John Rawls, “Classical Utilitarianism” Ch. 1: 5 from A Theory of Justice, 22-27.
Will Kymlicka, “Utilitarianism,” 10-52.
Week Three: January 23
Rawls, from Theory of Justice
Chapter 1: 1-4, 9.
Week Four: January 30
Rawls, from Theory of Justice
Chapter 2: 10-17.
Week Five: February 6
Rawls, from Theory of Justice
Chapter 3: 20-30.
Week Six: February 13-- Mid-term test
Rawls, from Theory of Justice
Chapter 4: 33-35, 39-40
Week Seven: February 20--Mid-term Recess
- No class
Week Eight: February 27
Chapter Kymlicka, “Liberal Equality,” 53-101.
Week Nine: March 6
Elizabeth Anderson, “What is the Point of Equality?”, Ethics 109, 2 (January 1999): 287-337.
Philippe Van Parijs, “Why Surfers Should be Fed: The Liberal Case for an Unconditional Basic
Income”, Philosophy and Public Affairs 20, 2 (Spring 1991): 101-131.
Week Ten: March 13
Kymlicka, “Libertarianism,” 102-165.
Nozick “Distributive Justice”, [selection from Anarchy, State and Utopia] (Recommended reading.)
Week Eleven: March 20—bring first draft of essay to class
Kymlicka, “Communitarianism,” 208-283
Week Twelve: March 27—return your partner’s paper and peer evaluation
Kymlicka, “Multiculturalism,” 327-376
Week Thirteen: April 3—final draft due
Kymlicka, “Feminism,” 377-430.
Other Course Information:
Regulations and Policies
Submission of assignments.Assignments are to be submitted on Avenue to Learn. They are due before midnight on the due date. Please retain a copy of all assignments and notes. Paper copies of essays may be requested.
Turnitin.com. Essays submitted on Avenue will be checked automatically by Turnitin.com to reveal plagiarism, and will automatically be added to the Turnitin database. If you do not wish to have your essays added to the Turnitin database, send it to me electronically as an e-mail attachment. No penalty will be assigned if you submit your assignment this way. All submitted work is subject to normal verification that standards of academic integrity have been upheld (e.g., on-line search). To see the Turnitin.com policy, click here <http://www.mcmaster.ca/academicintegrity/> .

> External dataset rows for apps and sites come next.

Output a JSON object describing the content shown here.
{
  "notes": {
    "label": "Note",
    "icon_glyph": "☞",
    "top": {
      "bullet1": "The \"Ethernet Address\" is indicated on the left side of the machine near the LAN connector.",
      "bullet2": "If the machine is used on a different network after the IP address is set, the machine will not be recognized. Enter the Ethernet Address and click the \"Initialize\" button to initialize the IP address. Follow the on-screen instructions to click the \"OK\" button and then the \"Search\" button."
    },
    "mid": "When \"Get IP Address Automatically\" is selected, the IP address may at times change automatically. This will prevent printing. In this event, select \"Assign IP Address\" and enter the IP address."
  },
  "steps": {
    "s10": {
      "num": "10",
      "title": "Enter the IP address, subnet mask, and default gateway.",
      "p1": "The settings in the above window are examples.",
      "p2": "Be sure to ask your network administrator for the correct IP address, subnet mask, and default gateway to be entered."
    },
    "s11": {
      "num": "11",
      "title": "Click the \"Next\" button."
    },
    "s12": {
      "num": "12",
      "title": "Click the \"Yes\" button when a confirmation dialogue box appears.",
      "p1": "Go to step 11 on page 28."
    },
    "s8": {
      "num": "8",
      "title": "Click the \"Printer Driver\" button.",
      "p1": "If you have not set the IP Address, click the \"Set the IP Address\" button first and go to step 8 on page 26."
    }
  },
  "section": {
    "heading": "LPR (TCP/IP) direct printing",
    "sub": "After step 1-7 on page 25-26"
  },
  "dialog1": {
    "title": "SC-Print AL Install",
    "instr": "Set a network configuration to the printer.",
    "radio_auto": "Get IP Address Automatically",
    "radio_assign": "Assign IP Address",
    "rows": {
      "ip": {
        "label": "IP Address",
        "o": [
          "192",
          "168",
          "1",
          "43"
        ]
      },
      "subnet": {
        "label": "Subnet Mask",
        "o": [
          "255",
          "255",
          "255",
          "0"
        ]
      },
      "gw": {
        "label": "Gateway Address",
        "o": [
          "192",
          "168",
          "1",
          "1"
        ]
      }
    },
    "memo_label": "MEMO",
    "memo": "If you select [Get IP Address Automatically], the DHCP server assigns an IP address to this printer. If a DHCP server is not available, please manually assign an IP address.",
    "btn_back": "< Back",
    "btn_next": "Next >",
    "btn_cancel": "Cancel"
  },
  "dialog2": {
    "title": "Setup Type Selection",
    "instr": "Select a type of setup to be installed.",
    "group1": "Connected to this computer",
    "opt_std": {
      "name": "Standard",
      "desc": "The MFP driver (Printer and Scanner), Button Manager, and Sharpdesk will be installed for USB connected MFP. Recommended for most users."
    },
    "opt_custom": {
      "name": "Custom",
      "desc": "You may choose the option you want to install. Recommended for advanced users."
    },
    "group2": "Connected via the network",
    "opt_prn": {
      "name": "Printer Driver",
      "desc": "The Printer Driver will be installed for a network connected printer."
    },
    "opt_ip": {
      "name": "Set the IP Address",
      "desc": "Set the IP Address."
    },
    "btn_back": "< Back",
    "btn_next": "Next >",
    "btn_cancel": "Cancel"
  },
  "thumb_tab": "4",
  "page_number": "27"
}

Course Changes. The instructor and the University reserve the right to modify elements of the course during the term. The university may change the dates and deadlines for any or all courses in extreme circumstances. If either type of modification becomes necessary, reasonable notice and communication with the students will be given with explanation and the opportunity to comment on changes. It is the responsibility of the student to check their McMaster email and course websites weekly during the term and to note any changes.

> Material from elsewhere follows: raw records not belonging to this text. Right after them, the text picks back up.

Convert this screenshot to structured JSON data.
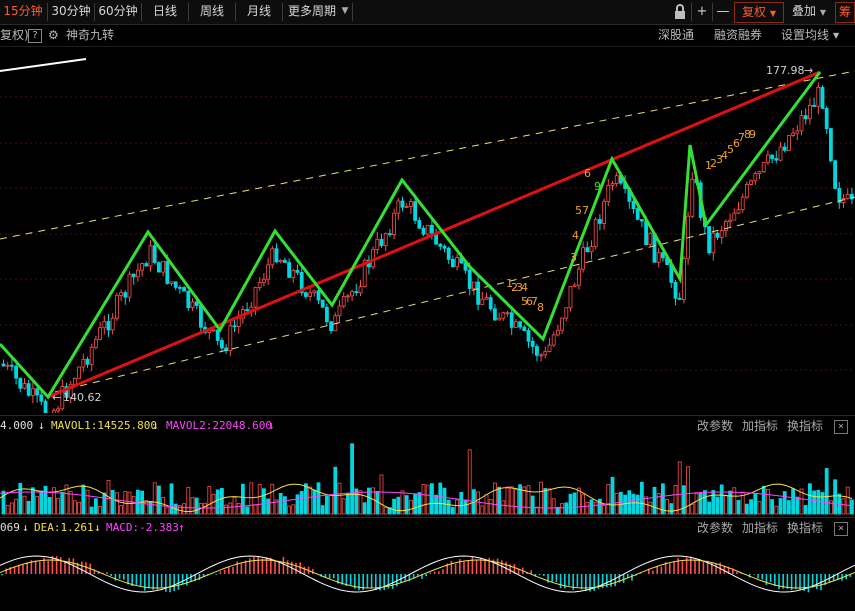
{
  "toolbar": {
    "tabs": [
      {
        "label": "15分钟",
        "active": true
      },
      {
        "label": "30分钟",
        "active": false
      },
      {
        "label": "60分钟",
        "active": false
      },
      {
        "label": "日线",
        "active": false
      },
      {
        "label": "周线",
        "active": false
      },
      {
        "label": "月线",
        "active": false
      },
      {
        "label": "更多周期",
        "active": false
      }
    ],
    "lock_icon": "lock-icon",
    "plus": "+",
    "minus": "—",
    "fuquan": "复权",
    "diejia": "叠加",
    "cut_label": "筹"
  },
  "subbar": {
    "left_cut": "复权)",
    "help": "?",
    "indicator": "神奇九转",
    "shengutong": "深股通",
    "rongzi": "融资融券",
    "settings": "设置均线"
  },
  "main_chart": {
    "high_label": "177.98",
    "low_label": "140.62",
    "td_labels": [
      "9",
      "6",
      "7",
      "5",
      "4",
      "3",
      "1",
      "2",
      "3",
      "4",
      "5",
      "6",
      "7",
      "8",
      "1",
      "2",
      "3",
      "4",
      "5",
      "6",
      "7",
      "8",
      "9"
    ]
  },
  "volume_panel": {
    "vol_value": "4.000",
    "mavol1": "MAVOL1:14525.800",
    "mavol2": "MAVOL2:22048.600",
    "btn_params": "改参数",
    "btn_add": "加指标",
    "btn_switch": "换指标",
    "close": "×"
  },
  "macd_panel": {
    "diff_value": "069",
    "dea": "DEA:1.261",
    "macd": "MACD:-2.383",
    "btn_params": "改参数",
    "btn_add": "加指标",
    "btn_switch": "换指标",
    "close": "×"
  },
  "colors": {
    "up": "#ff4d4d",
    "down": "#00d6e0",
    "zigzag": "#33e033",
    "trend": "#e01010",
    "channel": "#e8e070",
    "accent": "#ff5a2a"
  }
}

Classroom environment. We will spend a significant amount of class time discussing and debating issues. This is an important part of the learning experience. Some of you will feel more comfortable than others speaking; do your part to foster an open and comfortable environment for all. I expect that you will treat everyone in the class with respect.